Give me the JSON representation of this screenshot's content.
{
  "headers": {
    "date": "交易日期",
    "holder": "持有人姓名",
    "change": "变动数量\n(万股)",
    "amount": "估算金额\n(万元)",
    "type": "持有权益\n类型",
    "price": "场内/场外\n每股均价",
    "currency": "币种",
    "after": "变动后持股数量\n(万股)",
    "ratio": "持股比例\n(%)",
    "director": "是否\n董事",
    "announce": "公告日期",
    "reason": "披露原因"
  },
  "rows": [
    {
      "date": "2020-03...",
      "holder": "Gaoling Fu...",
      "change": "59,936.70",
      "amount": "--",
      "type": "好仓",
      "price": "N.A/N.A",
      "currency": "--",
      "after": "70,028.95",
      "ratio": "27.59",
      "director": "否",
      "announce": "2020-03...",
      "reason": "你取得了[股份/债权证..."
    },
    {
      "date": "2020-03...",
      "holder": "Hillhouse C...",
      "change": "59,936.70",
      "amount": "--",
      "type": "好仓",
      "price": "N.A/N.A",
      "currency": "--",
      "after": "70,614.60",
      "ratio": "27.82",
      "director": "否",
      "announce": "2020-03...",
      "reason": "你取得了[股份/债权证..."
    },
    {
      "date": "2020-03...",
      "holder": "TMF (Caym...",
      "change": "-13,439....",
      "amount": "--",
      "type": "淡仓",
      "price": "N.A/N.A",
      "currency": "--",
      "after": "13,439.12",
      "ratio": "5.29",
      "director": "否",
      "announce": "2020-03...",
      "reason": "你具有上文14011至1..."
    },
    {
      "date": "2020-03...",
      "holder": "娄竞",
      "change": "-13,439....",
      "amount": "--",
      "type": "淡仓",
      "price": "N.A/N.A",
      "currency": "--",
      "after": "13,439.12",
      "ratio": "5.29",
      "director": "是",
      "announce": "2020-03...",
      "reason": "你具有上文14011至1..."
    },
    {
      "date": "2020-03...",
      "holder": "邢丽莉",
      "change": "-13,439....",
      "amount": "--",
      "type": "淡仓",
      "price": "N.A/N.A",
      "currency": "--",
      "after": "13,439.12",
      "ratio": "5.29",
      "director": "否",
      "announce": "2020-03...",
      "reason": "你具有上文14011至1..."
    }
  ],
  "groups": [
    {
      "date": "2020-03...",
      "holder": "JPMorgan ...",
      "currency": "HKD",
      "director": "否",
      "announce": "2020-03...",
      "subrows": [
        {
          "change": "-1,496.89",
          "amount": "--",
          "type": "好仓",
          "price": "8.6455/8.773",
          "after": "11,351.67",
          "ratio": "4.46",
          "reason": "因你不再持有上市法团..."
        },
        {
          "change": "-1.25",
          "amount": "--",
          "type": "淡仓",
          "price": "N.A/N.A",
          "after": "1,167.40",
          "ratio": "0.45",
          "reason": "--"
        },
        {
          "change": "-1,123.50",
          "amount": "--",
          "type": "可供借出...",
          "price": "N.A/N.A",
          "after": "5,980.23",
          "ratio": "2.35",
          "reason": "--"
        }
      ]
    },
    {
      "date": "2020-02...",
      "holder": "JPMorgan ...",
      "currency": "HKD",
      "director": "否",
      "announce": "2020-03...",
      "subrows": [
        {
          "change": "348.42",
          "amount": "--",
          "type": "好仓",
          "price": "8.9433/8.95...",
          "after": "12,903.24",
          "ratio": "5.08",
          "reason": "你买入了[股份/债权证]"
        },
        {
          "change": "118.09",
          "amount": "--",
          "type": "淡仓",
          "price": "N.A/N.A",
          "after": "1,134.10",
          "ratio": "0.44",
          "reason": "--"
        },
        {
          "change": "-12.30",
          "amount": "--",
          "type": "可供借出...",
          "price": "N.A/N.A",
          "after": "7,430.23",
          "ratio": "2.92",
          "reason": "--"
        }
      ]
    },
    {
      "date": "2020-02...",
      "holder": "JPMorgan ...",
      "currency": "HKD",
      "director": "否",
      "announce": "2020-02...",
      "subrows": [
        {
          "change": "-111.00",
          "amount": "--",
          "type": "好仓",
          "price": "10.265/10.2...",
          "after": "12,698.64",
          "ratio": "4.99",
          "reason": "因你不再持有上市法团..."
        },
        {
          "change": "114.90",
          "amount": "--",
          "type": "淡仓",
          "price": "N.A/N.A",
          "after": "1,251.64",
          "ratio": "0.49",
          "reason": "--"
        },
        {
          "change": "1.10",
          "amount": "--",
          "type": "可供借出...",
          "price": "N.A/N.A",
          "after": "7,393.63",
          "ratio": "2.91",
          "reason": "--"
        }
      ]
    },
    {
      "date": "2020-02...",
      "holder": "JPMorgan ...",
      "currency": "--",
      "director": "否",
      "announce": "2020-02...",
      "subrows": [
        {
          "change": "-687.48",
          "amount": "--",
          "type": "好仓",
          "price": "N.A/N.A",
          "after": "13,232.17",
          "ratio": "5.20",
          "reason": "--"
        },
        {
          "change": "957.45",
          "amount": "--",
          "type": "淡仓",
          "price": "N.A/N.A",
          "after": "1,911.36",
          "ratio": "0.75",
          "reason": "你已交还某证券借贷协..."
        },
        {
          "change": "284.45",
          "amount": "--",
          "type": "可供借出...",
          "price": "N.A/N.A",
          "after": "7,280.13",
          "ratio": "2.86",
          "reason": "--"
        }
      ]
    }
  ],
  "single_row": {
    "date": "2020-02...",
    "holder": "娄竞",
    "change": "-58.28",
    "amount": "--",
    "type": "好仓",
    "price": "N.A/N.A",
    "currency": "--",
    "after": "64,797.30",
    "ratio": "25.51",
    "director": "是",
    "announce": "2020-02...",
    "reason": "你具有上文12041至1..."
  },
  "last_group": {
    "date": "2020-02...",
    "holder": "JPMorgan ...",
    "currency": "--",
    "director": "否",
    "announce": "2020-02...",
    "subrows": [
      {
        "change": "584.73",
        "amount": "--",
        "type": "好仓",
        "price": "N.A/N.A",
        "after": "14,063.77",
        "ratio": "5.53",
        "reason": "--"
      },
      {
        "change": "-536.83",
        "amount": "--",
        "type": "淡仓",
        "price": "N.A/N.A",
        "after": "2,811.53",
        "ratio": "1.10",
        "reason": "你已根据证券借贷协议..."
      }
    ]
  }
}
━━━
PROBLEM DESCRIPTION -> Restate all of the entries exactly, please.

WRITTEN RESPONSE ->
Give me the JSON representation of this screenshot's content.
{
  "headers": {
    "date": "交易日期",
    "holder": "持有人姓名",
    "change": "变动数量\n(万股)",
    "amount": "估算金额\n(万元)",
    "type": "持有权益\n类型",
    "price": "场内/场外\n每股均价",
    "currency": "币种",
    "after": "变动后持股数量\n(万股)",
    "ratio": "持股比例\n(%)",
    "director": "是否\n董事",
    "announce": "公告日期",
    "reason": "披露原因"
  },
  "rows": [
    {
      "date": "2020-03...",
      "holder": "Gaoling Fu...",
      "change": "59,936.70",
      "amount": "--",
      "type": "好仓",
      "price": "N.A/N.A",
      "currency": "--",
      "after": "70,028.95",
      "ratio": "27.59",
      "director": "否",
      "announce": "2020-03...",
      "reason": "你取得了[股份/债权证..."
    },
    {
      "date": "2020-03...",
      "holder": "Hillhouse C...",
      "change": "59,936.70",
      "amount": "--",
      "type": "好仓",
      "price": "N.A/N.A",
      "currency": "--",
      "after": "70,614.60",
      "ratio": "27.82",
      "director": "否",
      "announce": "2020-03...",
      "reason": "你取得了[股份/债权证..."
    },
    {
      "date": "2020-03...",
      "holder": "TMF (Caym...",
      "change": "-13,439....",
      "amount": "--",
      "type": "淡仓",
      "price": "N.A/N.A",
      "currency": "--",
      "after": "13,439.12",
      "ratio": "5.29",
      "director": "否",
      "announce": "2020-03...",
      "reason": "你具有上文14011至1..."
    },
    {
      "date": "2020-03...",
      "holder": "娄竞",
      "change": "-13,439....",
      "amount": "--",
      "type": "淡仓",
      "price": "N.A/N.A",
      "currency": "--",
      "after": "13,439.12",
      "ratio": "5.29",
      "director": "是",
      "announce": "2020-03...",
      "reason": "你具有上文14011至1..."
    },
    {
      "date": "2020-03...",
      "holder": "邢丽莉",
      "change": "-13,439....",
      "amount": "--",
      "type": "淡仓",
      "price": "N.A/N.A",
      "currency": "--",
      "after": "13,439.12",
      "ratio": "5.29",
      "director": "否",
      "announce": "2020-03...",
      "reason": "你具有上文14011至1..."
    }
  ],
  "groups": [
    {
      "date": "2020-03...",
      "holder": "JPMorgan ...",
      "currency": "HKD",
      "director": "否",
      "announce": "2020-03...",
      "subrows": [
        {
          "change": "-1,496.89",
          "amount": "--",
          "type": "好仓",
          "price": "8.6455/8.773",
          "after": "11,351.67",
          "ratio": "4.46",
          "reason": "因你不再持有上市法团..."
        },
        {
          "change": "-1.25",
          "amount": "--",
          "type": "淡仓",
          "price": "N.A/N.A",
          "after": "1,167.40",
          "ratio": "0.45",
          "reason": "--"
        },
        {
          "change": "-1,123.50",
          "amount": "--",
          "type": "可供借出...",
          "price": "N.A/N.A",
          "after": "5,980.23",
          "ratio": "2.35",
          "reason": "--"
        }
      ]
    },
    {
      "date": "2020-02...",
      "holder": "JPMorgan ...",
      "currency": "HKD",
      "director": "否",
      "announce": "2020-03...",
      "subrows": [
        {
          "change": "348.42",
          "amount": "--",
          "type": "好仓",
          "price": "8.9433/8.95...",
          "after": "12,903.24",
          "ratio": "5.08",
          "reason": "你买入了[股份/债权证]"
        },
        {
          "change": "118.09",
          "amount": "--",
          "type": "淡仓",
          "price": "N.A/N.A",
          "after": "1,134.10",
          "ratio": "0.44",
          "reason": "--"
        },
        {
          "change": "-12.30",
          "amount": "--",
          "type": "可供借出...",
          "price": "N.A/N.A",
          "after": "7,430.23",
          "ratio": "2.92",
          "reason": "--"
        }
      ]
    },
    {
      "date": "2020-02...",
      "holder": "JPMorgan ...",
      "currency": "HKD",
      "director": "否",
      "announce": "2020-02...",
      "subrows": [
        {
          "change": "-111.00",
          "amount": "--",
          "type": "好仓",
          "price": "10.265/10.2...",
          "after": "12,698.64",
          "ratio": "4.99",
          "reason": "因你不再持有上市法团..."
        },
        {
          "change": "114.90",
          "amount": "--",
          "type": "淡仓",
          "price": "N.A/N.A",
          "after": "1,251.64",
          "ratio": "0.49",
          "reason": "--"
        },
        {
          "change": "1.10",
          "amount": "--",
          "type": "可供借出...",
          "price": "N.A/N.A",
          "after": "7,393.63",
          "ratio": "2.91",
          "reason": "--"
        }
      ]
    },
    {
      "date": "2020-02...",
      "holder": "JPMorgan ...",
      "currency": "--",
      "director": "否",
      "announce": "2020-02...",
      "subrows": [
        {
          "change": "-687.48",
          "amount": "--",
          "type": "好仓",
          "price": "N.A/N.A",
          "after": "13,232.17",
          "ratio": "5.20",
          "reason": "--"
        },
        {
          "change": "957.45",
          "amount": "--",
          "type": "淡仓",
          "price": "N.A/N.A",
          "after": "1,911.36",
          "ratio": "0.75",
          "reason": "你已交还某证券借贷协..."
        },
        {
          "change": "284.45",
          "amount": "--",
          "type": "可供借出...",
          "price": "N.A/N.A",
          "after": "7,280.13",
          "ratio": "2.86",
          "reason": "--"
        }
      ]
    }
  ],
  "single_row": {
    "date": "2020-02...",
    "holder": "娄竞",
    "change": "-58.28",
    "amount": "--",
    "type": "好仓",
    "price": "N.A/N.A",
    "currency": "--",
    "after": "64,797.30",
    "ratio": "25.51",
    "director": "是",
    "announce": "2020-02...",
    "reason": "你具有上文12041至1..."
  },
  "last_group": {
    "date": "2020-02...",
    "holder": "JPMorgan ...",
    "currency": "--",
    "director": "否",
    "announce": "2020-02...",
    "subrows": [
      {
        "change": "584.73",
        "amount": "--",
        "type": "好仓",
        "price": "N.A/N.A",
        "after": "14,063.77",
        "ratio": "5.53",
        "reason": "--"
      },
      {
        "change": "-536.83",
        "amount": "--",
        "type": "淡仓",
        "price": "N.A/N.A",
        "after": "2,811.53",
        "ratio": "1.10",
        "reason": "你已根据证券借贷协议..."
      }
    ]
  }
}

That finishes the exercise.